As the Tar Heel defense went through their cool-down stretches and exercises on the eastern half of the football field at Kenan Stadium, defensive coordinator John Papuchis weaved his way through the rows of players, yelling in his trebly rasp.
"If the guy next to you messes up, do you just sit there quiet, or do you fix it?" he asked.
"Fix it!" the players responded in unison.
The Carolina defense has the opportunity to fix a lot in 2017. Papuchis's elevation to the coordinator position came on the heels of Gene Chizik's retirement. Papuchis and Larry Fedora then brought in three new position coaches: Deke Adams on the defensive line, returning for his second stint under Fedora in Chapel Hill; linebackers coach Mike Ekeler, who worked with Papuchis at LSU and Nebraska; and defensive backs coach Terry Joseph, who came to Chapel Hill from Texas A&M. Papuchis, Ekeler and Joseph were all graduate assistants on Les Miles' LSU staff in 2006.
It's a revamped staff, but the concepts remain consistent under Papuchis, generally the same if a bit graduated in his third year at Carolina.
"Philosophically and schematically, we had a lot of common beliefs," Papuchis said Thursday of himself and Chizik. "There's not a lot of change in terms of the core. Now, how we teach it, and some of the pressures or some of the things we do and how we call a game is going to be different, but I keep most of that in the pocket until we get to the season."
Football players often talk about getting to the next level of thinking on the field, or, better put, acting instinctively rather than thinking at all. That involves not only knowing one's job on the field, but being familiar with the assignments of the players around you, knowing who will be where and when so that one can play freely within the game plan. With the middle of the defense returning –Carolina brings back seven of 11 defensive starters from the Sun Bowl– the Tar Heels should be able to play more comfortably in 2017. And the returning players can share their experience with a group of newcomers eager to contribute, even as the scheme continues to evolve.
"I don't think, defensively or offensively, there's ever an end to the evolution of your package," Papuchis said, "but we're so much further along than we were two years ago. It was a new front, it was a new coverage style, new terminology when we first came in. I think one of the Coach Fedora had in mind when we made the transition was that we were going to have continuity. Obviously, we've had that in terms of terminology and philosophy. I really like where we're at."
And that means being able to rely on his players to help out one another, to make sure that they get right.
"When you know everything, it definitely helps," said linebacker Cole Holcomb. "You know where you can cheat, where you've got your help, where you can be more aggressive, so it's definitely helped, being able to know everybody's responsibility."
Tuesday's scrimmage was instructive for both the coaches and players.
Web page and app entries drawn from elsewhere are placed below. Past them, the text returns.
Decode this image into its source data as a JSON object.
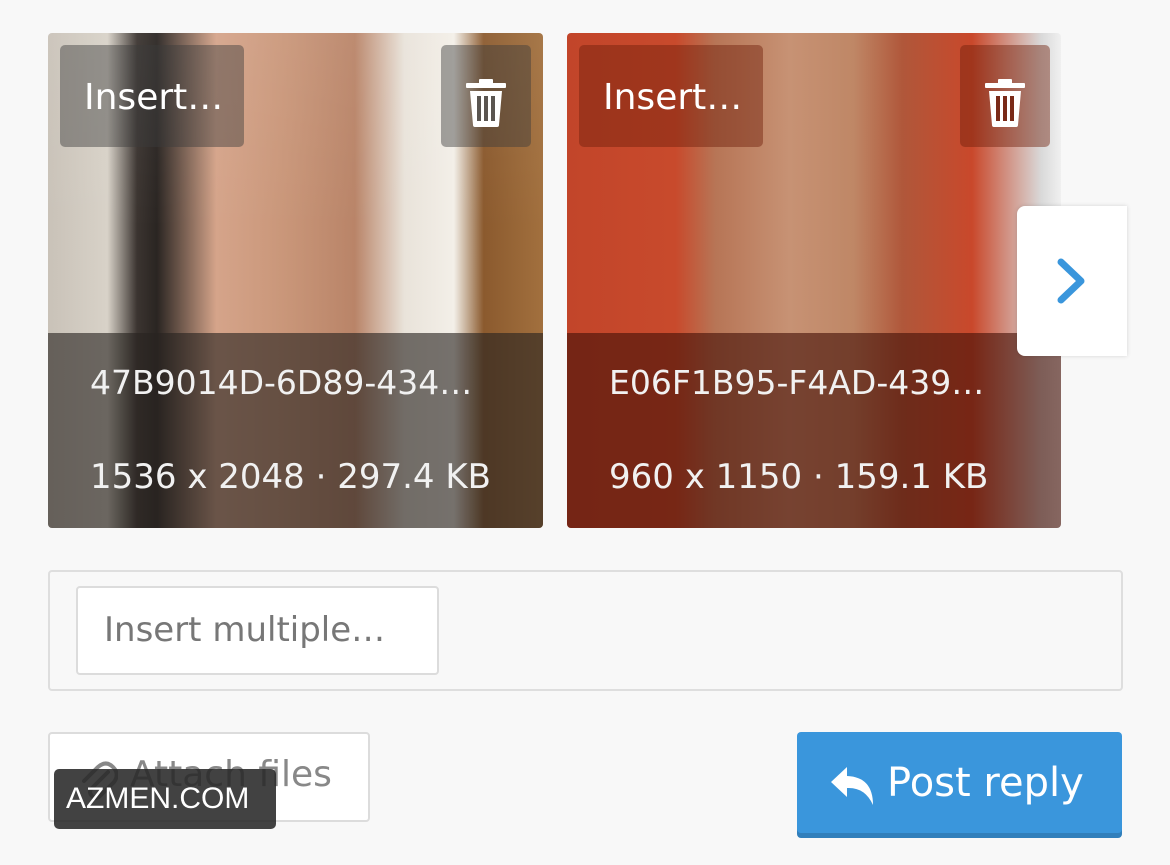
{
  "attachments": [
    {
      "insert_label": "Insert…",
      "filename": "47B9014D-6D89-434…",
      "meta": "1536 x 2048 · 297.4 KB",
      "delete_icon": "trash-icon"
    },
    {
      "insert_label": "Insert…",
      "filename": "E06F1B95-F4AD-439…",
      "meta": "960 x 1150 · 159.1 KB",
      "delete_icon": "trash-icon"
    }
  ],
  "carousel": {
    "next_icon": "chevron-right-icon"
  },
  "insert_multiple": {
    "label": "Insert multiple…"
  },
  "attach": {
    "label": "Attach files",
    "icon": "paperclip-icon"
  },
  "post": {
    "label": "Post reply",
    "icon": "reply-icon"
  },
  "watermark": {
    "text": "AZMEN.COM"
  },
  "colors": {
    "accent": "#3a96dc",
    "page_bg": "#f8f8f8",
    "chevron": "#3a96dc"
  }
}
It told the coaches what they need to emphasize in practice. It gave the players an opportunity to evaluate how far they've come –or not– early in the fall.
"It was the first time we get to see them in a live situation where we're not helping them out," Fedora said, "and so you get to see really see what they know You start grading missed assignments . . . even though they may be answering in the meeting, they may not be able to transfer it on the field at this time, so they're not processing it quick enough. So you change the way you start teaching it."
"It was nice finally being able to go live for the first time of the year, so that was always fun," said Holcomb. "I feel like we were excited. That's always happening for the first scrimmage. But overall, it went pretty well. We did some good things, did some bad things. We're kind of finding out where we are as a defense and what we've got to work on."
Simply because of what the Tar Heels lost on offense and return on defense, the position battles at quarterback, running back and receiver, the perception is that the defense is ahead of the offense and therefore should win most of the scrimmage battles. But no one would say if that was indeed the case. "The offense has got some things they're working on and they're trying to figure out some spots," Holcomb said. "I feel like as a defense, we're kind of getting pretty solid. We've got a lot of experience over on that side now, so things are starting to solidify. We're thinking about things a lot faster than we were last year."
"The offense is playing with a chip on their shoulder," said defensive end Dajaun Drennon. "Everybody's talking about how we don't have Mitch Trubisky, T.J. Logan, Mack Hollins, Bug Howard, so on and so forth . . . they have something that they have to prove. They want to show people that we don't necessarily need those guys to win games. They can step up and they can be a force, too."
But while they're all teammates on Saturdays, it's the defense's job to win the weekday during scrimmages, and it's the offense's job to beat the defense. And so when one teammate sees another messing up . . . "We get it fixed right away," Holcomb said. "You need to get right. We know they know it, because we sit in meetings with them all day, they've just got to put it on the field now."